++++ SUPPLIED RECORDS

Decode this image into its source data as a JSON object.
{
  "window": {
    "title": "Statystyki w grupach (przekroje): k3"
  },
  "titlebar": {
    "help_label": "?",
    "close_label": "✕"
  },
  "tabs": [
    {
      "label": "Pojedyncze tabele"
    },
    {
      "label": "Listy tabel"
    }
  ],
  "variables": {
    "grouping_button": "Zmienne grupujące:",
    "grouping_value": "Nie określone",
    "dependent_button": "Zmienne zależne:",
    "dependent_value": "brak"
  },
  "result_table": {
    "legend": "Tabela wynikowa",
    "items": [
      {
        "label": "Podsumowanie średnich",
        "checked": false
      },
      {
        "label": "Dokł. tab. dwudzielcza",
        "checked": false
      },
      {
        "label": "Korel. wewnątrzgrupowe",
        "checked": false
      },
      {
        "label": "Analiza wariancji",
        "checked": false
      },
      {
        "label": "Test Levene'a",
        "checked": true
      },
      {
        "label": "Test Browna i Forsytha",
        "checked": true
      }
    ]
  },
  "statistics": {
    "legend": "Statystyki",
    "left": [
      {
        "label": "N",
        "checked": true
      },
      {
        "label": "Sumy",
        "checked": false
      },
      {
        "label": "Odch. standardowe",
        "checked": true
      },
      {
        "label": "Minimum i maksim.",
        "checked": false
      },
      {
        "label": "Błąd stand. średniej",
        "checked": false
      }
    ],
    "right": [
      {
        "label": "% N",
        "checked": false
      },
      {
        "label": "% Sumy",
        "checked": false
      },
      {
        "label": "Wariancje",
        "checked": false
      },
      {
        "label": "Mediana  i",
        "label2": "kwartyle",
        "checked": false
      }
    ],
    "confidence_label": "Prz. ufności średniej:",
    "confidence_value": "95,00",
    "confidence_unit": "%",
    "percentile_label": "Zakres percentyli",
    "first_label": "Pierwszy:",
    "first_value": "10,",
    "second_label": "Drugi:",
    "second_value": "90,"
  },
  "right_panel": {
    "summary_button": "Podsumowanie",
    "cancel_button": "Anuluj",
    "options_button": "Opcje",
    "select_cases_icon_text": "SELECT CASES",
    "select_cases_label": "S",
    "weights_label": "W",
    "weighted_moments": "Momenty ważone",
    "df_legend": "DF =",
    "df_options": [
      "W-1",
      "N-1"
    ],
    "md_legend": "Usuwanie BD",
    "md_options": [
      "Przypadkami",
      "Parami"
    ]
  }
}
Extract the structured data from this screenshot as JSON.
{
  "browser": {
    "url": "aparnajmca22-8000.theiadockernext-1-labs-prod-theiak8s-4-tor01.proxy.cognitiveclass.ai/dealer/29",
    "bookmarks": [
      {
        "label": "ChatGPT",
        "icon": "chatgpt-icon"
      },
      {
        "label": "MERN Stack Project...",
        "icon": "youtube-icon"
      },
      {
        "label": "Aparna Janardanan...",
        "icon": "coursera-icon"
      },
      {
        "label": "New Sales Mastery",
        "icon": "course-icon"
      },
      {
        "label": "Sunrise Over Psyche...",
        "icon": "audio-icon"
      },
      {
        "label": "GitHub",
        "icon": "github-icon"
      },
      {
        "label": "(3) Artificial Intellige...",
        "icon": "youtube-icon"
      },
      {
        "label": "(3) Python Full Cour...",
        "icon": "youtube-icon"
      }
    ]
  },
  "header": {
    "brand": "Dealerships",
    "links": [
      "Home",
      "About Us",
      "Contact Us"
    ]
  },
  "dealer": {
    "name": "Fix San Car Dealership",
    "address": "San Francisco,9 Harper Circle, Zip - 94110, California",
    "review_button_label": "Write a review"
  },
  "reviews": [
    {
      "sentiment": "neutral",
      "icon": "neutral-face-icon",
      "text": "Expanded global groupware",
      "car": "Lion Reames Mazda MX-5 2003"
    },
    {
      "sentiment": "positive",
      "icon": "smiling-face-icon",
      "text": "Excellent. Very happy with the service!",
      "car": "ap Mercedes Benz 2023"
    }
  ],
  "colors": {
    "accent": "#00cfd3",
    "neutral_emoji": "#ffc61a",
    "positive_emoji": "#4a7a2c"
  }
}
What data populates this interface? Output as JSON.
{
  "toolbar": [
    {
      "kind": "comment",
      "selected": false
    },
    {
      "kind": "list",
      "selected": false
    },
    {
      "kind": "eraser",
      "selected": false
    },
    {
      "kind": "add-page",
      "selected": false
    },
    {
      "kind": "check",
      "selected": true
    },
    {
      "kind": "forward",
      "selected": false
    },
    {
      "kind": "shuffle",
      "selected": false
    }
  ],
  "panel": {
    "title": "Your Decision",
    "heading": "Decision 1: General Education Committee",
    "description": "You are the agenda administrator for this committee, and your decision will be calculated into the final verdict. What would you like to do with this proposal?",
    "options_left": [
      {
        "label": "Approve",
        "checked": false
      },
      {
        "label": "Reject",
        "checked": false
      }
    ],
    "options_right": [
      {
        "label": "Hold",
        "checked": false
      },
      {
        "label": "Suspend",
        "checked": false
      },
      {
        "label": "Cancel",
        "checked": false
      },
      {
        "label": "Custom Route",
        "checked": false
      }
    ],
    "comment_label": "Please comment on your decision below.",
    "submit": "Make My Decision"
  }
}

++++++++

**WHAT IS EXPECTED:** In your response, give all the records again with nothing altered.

**TASK OUTPUT:**
Decode this image into its source data as a JSON object.
{
  "window": {
    "title": "Statystyki w grupach (przekroje): k3"
  },
  "titlebar": {
    "help_label": "?",
    "close_label": "✕"
  },
  "tabs": [
    {
      "label": "Pojedyncze tabele"
    },
    {
      "label": "Listy tabel"
    }
  ],
  "variables": {
    "grouping_button": "Zmienne grupujące:",
    "grouping_value": "Nie określone",
    "dependent_button": "Zmienne zależne:",
    "dependent_value": "brak"
  },
  "result_table": {
    "legend": "Tabela wynikowa",
    "items": [
      {
        "label": "Podsumowanie średnich",
        "checked": false
      },
      {
        "label": "Dokł. tab. dwudzielcza",
        "checked": false
      },
      {
        "label": "Korel. wewnątrzgrupowe",
        "checked": false
      },
      {
        "label": "Analiza wariancji",
        "checked": false
      },
      {
        "label": "Test Levene'a",
        "checked": true
      },
      {
        "label": "Test Browna i Forsytha",
        "checked": true
      }
    ]
  },
  "statistics": {
    "legend": "Statystyki",
    "left": [
      {
        "label": "N",
        "checked": true
      },
      {
        "label": "Sumy",
        "checked": false
      },
      {
        "label": "Odch. standardowe",
        "checked": true
      },
      {
        "label": "Minimum i maksim.",
        "checked": false
      },
      {
        "label": "Błąd stand. średniej",
        "checked": false
      }
    ],
    "right": [
      {
        "label": "% N",
        "checked": false
      },
      {
        "label": "% Sumy",
        "checked": false
      },
      {
        "label": "Wariancje",
        "checked": false
      },
      {
        "label": "Mediana  i",
        "label2": "kwartyle",
        "checked": false
      }
    ],
    "confidence_label": "Prz. ufności średniej:",
    "confidence_value": "95,00",
    "confidence_unit": "%",
    "percentile_label": "Zakres percentyli",
    "first_label": "Pierwszy:",
    "first_value": "10,",
    "second_label": "Drugi:",
    "second_value": "90,"
  },
  "right_panel": {
    "summary_button": "Podsumowanie",
    "cancel_button": "Anuluj",
    "options_button": "Opcje",
    "select_cases_icon_text": "SELECT CASES",
    "select_cases_label": "S",
    "weights_label": "W",
    "weighted_moments": "Momenty ważone",
    "df_legend": "DF =",
    "df_options": [
      "W-1",
      "N-1"
    ],
    "md_legend": "Usuwanie BD",
    "md_options": [
      "Przypadkami",
      "Parami"
    ]
  }
}
Extract the structured data from this screenshot as JSON.
{
  "browser": {
    "url": "aparnajmca22-8000.theiadockernext-1-labs-prod-theiak8s-4-tor01.proxy.cognitiveclass.ai/dealer/29",
    "bookmarks": [
      {
        "label": "ChatGPT",
        "icon": "chatgpt-icon"
      },
      {
        "label": "MERN Stack Project...",
        "icon": "youtube-icon"
      },
      {
        "label": "Aparna Janardanan...",
        "icon": "coursera-icon"
      },
      {
        "label": "New Sales Mastery",
        "icon": "course-icon"
      },
      {
        "label": "Sunrise Over Psyche...",
        "icon": "audio-icon"
      },
      {
        "label": "GitHub",
        "icon": "github-icon"
      },
      {
        "label": "(3) Artificial Intellige...",
        "icon": "youtube-icon"
      },
      {
        "label": "(3) Python Full Cour...",
        "icon": "youtube-icon"
      }
    ]
  },
  "header": {
    "brand": "Dealerships",
    "links": [
      "Home",
      "About Us",
      "Contact Us"
    ]
  },
  "dealer": {
    "name": "Fix San Car Dealership",
    "address": "San Francisco,9 Harper Circle, Zip - 94110, California",
    "review_button_label": "Write a review"
  },
  "reviews": [
    {
      "sentiment": "neutral",
      "icon": "neutral-face-icon",
      "text": "Expanded global groupware",
      "car": "Lion Reames Mazda MX-5 2003"
    },
    {
      "sentiment": "positive",
      "icon": "smiling-face-icon",
      "text": "Excellent. Very happy with the service!",
      "car": "ap Mercedes Benz 2023"
    }
  ],
  "colors": {
    "accent": "#00cfd3",
    "neutral_emoji": "#ffc61a",
    "positive_emoji": "#4a7a2c"
  }
}
What data populates this interface? Output as JSON.
{
  "toolbar": [
    {
      "kind": "comment",
      "selected": false
    },
    {
      "kind": "list",
      "selected": false
    },
    {
      "kind": "eraser",
      "selected": false
    },
    {
      "kind": "add-page",
      "selected": false
    },
    {
      "kind": "check",
      "selected": true
    },
    {
      "kind": "forward",
      "selected": false
    },
    {
      "kind": "shuffle",
      "selected": false
    }
  ],
  "panel": {
    "title": "Your Decision",
    "heading": "Decision 1: General Education Committee",
    "description": "You are the agenda administrator for this committee, and your decision will be calculated into the final verdict. What would you like to do with this proposal?",
    "options_left": [
      {
        "label": "Approve",
        "checked": false
      },
      {
        "label": "Reject",
        "checked": false
      }
    ],
    "options_right": [
      {
        "label": "Hold",
        "checked": false
      },
      {
        "label": "Suspend",
        "checked": false
      },
      {
        "label": "Cancel",
        "checked": false
      },
      {
        "label": "Custom Route",
        "checked": false
      }
    ],
    "comment_label": "Please comment on your decision below.",
    "submit": "Make My Decision"
  }
}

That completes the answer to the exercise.